Total Recall: Star Trek By Tomatometer
In anticipation of the new Trek film, we compare the scores of the old ones.
Sequels that expand upon their predecessors are exceedingly rare -- but then, 1982's Star Trek II: The Wrath of Khan is no ordinary sequel. After ponying up the then-princely sum of $46 million for the first Trek, Paramount was looking for two things: One, a scapegoat for the first film's $136 million global gross (which ended up being series creator Gene Roddenberry, who was exiled from the decision-making process for Khan), and two, someone who could head up a cheaper second installment. That someone was Harve Bennett, a Trek novice who quickly immersed himself in the original series in search of a compelling villain for the sequel -- and found him in Khan Noonien Singh (Ricardo Montalban), a superhuman with a thing for mind-controlling eels. Khan's thrifty aesthetic may have inspired Bennett and director Nicholas Meyer to cut corners wherever possible -- including reusing sets from The Motion Picture -- but the movie didn't skimp on storyline, much to the delight of fans and critics, both of whom rank the series' second chapter at or near the top of the franchise. "Here comes a sequel that's worth its salt," wrote Janet Maslin of the New York Times, concluding "It's everything the first one should have been and wasn't."
After three decades, seven films, and four television series, most franchises would have long since exhausted their options -- but as 1996's First Contact proved, the creative horizons of the Star Trek universe were capable of expanding longer and wider than perhaps even Gene Roddenberry could have suspected. Now firmly in control of the franchise, the Next Generation crew -- both onscreen and off -- was able to expand upon themes and characters touched on during its own series, specifically the nature of the endlessly assimilative cybernetic Borg collective. Having already proven a worthy adversary during TNG's run -- particularly during the classic episode in which they assimilated Picard himself -- the Borg now propelled Trek to the best reviews (and some of the highest grosses) in its history. A sequel that both paid tribute to longstanding Trek traditions (TNG vet Jonathan Frakes directed, proving Leonard Nimoy wasn't the only member of the Enterprise crew who could successfully pull double duty) and broke them (Paramount ended decades of parsimony by breaking out $47 million for the budget), First Contact earned the praise of critics like Time's Richard Corliss, who wrote that "it stands proud and apart, accessible even to the Trek-deficient" before decreeing that "this old Star, it seems, has a lot of life in it."

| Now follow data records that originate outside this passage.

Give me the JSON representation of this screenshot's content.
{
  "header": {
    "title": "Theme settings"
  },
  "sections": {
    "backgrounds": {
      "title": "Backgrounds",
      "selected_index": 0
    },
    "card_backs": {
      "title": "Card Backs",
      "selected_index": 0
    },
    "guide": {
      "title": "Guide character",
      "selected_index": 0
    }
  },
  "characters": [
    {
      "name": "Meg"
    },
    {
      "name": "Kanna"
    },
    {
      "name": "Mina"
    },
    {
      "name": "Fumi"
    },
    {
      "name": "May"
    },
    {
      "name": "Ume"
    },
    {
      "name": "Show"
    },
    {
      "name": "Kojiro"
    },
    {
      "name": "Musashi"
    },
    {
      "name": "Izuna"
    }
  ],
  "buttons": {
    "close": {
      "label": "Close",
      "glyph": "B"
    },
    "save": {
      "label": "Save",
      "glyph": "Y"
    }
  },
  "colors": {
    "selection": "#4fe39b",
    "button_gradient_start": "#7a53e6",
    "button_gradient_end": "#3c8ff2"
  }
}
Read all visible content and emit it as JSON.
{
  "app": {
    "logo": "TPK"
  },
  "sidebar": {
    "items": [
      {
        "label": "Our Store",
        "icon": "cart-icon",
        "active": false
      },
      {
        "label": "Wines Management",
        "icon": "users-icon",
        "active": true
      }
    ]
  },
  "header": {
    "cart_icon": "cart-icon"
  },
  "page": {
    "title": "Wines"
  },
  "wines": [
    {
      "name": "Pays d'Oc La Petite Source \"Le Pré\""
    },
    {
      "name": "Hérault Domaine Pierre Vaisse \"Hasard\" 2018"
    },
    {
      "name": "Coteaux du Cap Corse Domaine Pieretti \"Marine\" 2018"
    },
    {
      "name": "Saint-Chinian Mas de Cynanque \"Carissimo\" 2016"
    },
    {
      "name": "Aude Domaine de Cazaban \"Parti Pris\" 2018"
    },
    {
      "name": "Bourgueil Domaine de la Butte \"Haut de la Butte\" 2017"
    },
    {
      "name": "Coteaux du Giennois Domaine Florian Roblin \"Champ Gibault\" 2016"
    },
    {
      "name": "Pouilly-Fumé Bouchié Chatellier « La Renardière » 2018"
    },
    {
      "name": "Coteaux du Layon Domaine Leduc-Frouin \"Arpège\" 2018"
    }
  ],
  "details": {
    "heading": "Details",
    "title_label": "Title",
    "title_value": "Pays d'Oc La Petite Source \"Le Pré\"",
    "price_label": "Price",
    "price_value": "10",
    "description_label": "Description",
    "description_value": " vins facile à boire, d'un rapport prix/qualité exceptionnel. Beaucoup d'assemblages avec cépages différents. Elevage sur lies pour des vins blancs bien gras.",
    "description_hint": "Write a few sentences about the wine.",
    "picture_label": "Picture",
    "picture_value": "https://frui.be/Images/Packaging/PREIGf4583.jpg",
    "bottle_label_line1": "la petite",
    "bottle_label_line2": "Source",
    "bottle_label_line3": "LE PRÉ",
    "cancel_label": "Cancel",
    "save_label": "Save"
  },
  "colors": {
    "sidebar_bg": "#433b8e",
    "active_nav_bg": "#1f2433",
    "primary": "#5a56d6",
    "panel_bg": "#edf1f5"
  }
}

Finally, here's a special message to all you Trekkies from none other than Shatner himself: